Rep. Dave Reichert (R-WA) and Earl Blumenauer (D-OR) have introduced legislation aimed at extending the Production Tax Credit, or PTC.
First conceived in 1992 as part of the Energy Policy Act (H.R. 776), the PTC has been renewed year after year and also incorporated into the Energy Policy Act of 2005 as part of that Act’s Renewable Energy Production Incentives. The PTC currently provides a 2.2-cent per kilowatt-hour (kWh) on wind, closed-loop biomass, and geothermal resources for the first decade of a renewable energy facility’s life. Other renewable forms of energy receive a tax credit of 1 cent per kWh.
There is no maximum limit for credits claimed through the PTC, but the incentive is not available to all investors, and is further complicated by the addition of an Investment Tax Credit, or ITC, as an alternate to the PTC under the American Recovery and Reinvestment Act of 2009 (ARRA), also known as the stimulus.
This newest extension, called the American Renewable Energy Production Tax Credit Extension Act, H.R. 3307, aims to extend the tax incentive for hydro energy, wave and tidal energy; geothermal energy; bioenergy; Municipal Solid Waste (MSW; landfill gas, biomass and biogenic energy); and wind. The first six have already been extended to the end of 2013. The PTC for wind is set to expire at the end of 2012.
The legislation is, in the eyes of Rep. Reichert – a member of the House Ways and Means Committee which is currently assessing H.R. 3307 – the best way to bring proven renewable energy projects and all their inherent benefits (jobs, energy security, and economic development) into the mainstream.
Rep. Blumenauer, another member of the House Ways and Means, agrees, noting that renewable energy is essential to powering America’s clean energy future.
The American Wind Energy Asssociation, or AWEA, is also an avid supporter. Extending the PTC, wind experts say, will stablize the wind industry, providing financiers with the security of knowing that their projects won’t face the seesaw of Congressional renewal (or its lack).
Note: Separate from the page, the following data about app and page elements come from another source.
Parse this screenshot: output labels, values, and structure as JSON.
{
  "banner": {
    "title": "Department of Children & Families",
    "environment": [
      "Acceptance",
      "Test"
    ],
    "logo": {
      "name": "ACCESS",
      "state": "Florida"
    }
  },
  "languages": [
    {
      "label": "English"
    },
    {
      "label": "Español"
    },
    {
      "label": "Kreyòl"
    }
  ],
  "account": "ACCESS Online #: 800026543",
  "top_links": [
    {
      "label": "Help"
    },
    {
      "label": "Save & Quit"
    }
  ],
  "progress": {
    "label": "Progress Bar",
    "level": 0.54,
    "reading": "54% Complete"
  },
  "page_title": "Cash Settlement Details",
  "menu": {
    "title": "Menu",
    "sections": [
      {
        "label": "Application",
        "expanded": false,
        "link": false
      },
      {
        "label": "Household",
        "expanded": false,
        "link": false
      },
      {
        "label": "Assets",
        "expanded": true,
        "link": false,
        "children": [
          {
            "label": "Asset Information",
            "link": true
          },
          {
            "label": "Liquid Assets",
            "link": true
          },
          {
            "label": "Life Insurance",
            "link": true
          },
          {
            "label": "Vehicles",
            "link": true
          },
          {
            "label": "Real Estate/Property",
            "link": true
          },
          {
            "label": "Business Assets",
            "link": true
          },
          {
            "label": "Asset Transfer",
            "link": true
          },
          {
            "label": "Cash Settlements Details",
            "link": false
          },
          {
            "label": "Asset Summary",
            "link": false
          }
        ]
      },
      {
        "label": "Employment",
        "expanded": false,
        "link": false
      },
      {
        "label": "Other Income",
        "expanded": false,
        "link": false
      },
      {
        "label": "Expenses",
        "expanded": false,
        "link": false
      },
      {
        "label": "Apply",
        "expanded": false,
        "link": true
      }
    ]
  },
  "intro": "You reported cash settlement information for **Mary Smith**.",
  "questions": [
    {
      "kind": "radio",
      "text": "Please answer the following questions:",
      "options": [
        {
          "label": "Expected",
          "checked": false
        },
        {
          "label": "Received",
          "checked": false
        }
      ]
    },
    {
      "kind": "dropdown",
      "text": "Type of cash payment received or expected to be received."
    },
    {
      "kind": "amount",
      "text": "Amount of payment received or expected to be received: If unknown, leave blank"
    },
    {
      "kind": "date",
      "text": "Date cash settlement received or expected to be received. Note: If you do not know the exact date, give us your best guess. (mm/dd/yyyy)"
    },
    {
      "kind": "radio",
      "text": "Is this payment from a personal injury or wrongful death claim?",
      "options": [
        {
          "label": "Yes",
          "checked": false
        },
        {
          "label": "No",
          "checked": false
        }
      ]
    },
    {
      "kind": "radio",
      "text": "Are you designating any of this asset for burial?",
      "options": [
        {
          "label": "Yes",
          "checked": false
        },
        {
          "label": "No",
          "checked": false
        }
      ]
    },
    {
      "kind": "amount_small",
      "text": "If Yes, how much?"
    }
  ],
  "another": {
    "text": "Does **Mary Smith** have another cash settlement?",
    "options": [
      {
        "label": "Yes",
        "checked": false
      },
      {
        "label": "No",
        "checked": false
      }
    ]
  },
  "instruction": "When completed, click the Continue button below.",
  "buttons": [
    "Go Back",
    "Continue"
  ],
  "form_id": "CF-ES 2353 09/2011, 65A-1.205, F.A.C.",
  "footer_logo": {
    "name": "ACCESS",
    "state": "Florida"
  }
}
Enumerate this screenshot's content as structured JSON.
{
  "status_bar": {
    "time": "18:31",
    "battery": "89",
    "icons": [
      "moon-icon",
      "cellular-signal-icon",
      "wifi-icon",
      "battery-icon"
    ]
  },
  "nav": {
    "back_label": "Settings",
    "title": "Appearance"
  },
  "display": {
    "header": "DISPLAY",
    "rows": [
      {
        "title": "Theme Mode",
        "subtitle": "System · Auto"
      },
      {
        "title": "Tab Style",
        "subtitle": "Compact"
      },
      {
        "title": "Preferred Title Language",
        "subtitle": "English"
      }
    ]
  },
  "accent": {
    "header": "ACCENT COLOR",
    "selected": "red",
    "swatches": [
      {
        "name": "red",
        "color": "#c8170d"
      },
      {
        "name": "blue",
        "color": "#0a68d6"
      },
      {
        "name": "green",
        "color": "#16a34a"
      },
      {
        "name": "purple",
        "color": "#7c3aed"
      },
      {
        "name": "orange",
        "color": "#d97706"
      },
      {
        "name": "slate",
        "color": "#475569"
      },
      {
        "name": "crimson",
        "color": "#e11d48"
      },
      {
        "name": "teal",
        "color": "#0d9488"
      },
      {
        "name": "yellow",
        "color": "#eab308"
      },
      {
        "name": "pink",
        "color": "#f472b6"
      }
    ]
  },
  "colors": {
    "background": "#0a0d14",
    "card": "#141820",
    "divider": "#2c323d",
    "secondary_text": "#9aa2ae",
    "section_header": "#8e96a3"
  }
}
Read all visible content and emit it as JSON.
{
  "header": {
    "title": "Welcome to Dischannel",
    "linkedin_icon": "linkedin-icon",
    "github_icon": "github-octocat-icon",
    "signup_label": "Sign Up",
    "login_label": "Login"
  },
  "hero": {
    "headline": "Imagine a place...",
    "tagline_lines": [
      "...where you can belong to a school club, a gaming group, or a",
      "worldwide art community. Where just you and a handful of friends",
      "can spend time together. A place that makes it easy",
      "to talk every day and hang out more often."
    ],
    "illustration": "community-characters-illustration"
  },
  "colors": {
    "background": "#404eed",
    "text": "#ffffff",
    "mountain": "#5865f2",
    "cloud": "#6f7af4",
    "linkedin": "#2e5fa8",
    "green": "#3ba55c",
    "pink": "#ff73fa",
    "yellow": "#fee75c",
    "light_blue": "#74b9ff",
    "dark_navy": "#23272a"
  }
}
But the biggest fan of PTC renewal may be the Union of Concerned Scientists, or UCS, a science-based nonprofit working for a safe and healthy world environment. As the UCS notes, “Short-term extensions of the PTC are insufficient for sustaining the long-term growth of renewable energy.”
All agree renewable energy is good for the economy and the environment. In spite of that, H.R. 3307 faces its own difficult environment. Proposed in an era when Republican leadership dominates the House and favors traditional sources of energy like coal, oil and natural gas, the legislation must also overcome the handicap of a seriously reduced Democratic majority in the Senate.
Add to those factors a looming $1.2 trillion federal deficit, which Republicans propose to eliminate by cutting education, social programs like Medicare and Social Security – and, it seems, everything but defense spending – and even bipartisan legislation on behalf of renewable energy seems like so much pie-in-the-sky.
In fact, never in the past decade has renewable energy faced such negativism. In spite of truly bipartisan support, from such notables as Republicans Rep. Frank Lucas from Oklahoma, Tom Latham from Iowa, Robert Dold of Illinois, Steve King of Iowa, and Jim Gerlach from Pennsylvania – all of whom have crossed the aisle to stand alongside Leonard Boswell (D-Iowa), Bruce Braley (D-Iowa), Collin Peterson (D-Minn.), Mike Thompson (D-Calif.), John Larson (D-Conn.), a highly vocal Republican majority is suggesting dropping all renewable energy subsidies and letting market forces decide winners and losers – an argument which finds support even in ultra-green California, where regulators are debating whether consumers should be asked to pay more for renewable energy just because it’s clean.
This burgeoning negativity may have its roots in the bankruptcies of two (solar) renewable energy firms backed by loan guarantees from the U.S. Department of Energy, or DOE. The first was Solyndra, and the burn – $535 million in loan guarantees – made the next bankruptcy, that of Beacon Power, almost easy to swallow at a mere $43.5 million.
The Solyndra failure has since triggered an investigation, and critics of the DOE’s loan program point to the failures as proof positive that the government has no business influencing energy markets through subsidies (an argument that apparently doesn’t apply when it comes to fossil fuels). These renewable naysayers contend that wind, solar, geothermal and biofuels – having literally “come of age” in the nursery of government subsidization – should now be expected to stand on their own feet.
If H.R. 3307 passes, one of the biggest winners will be wind, whose subsidies this year and next are estimated at about $900 million per year, with more than $17 billion in venture capital or private investment. In fact, the wind industry has prospered so strikingly under subsidies that it now supports more than 400 factories in 43 states staffed by 75,000 workers making wind turbine parts – a figure which the American Wind Energy Association (AWEA) says could go as high as 500,000 by 2030.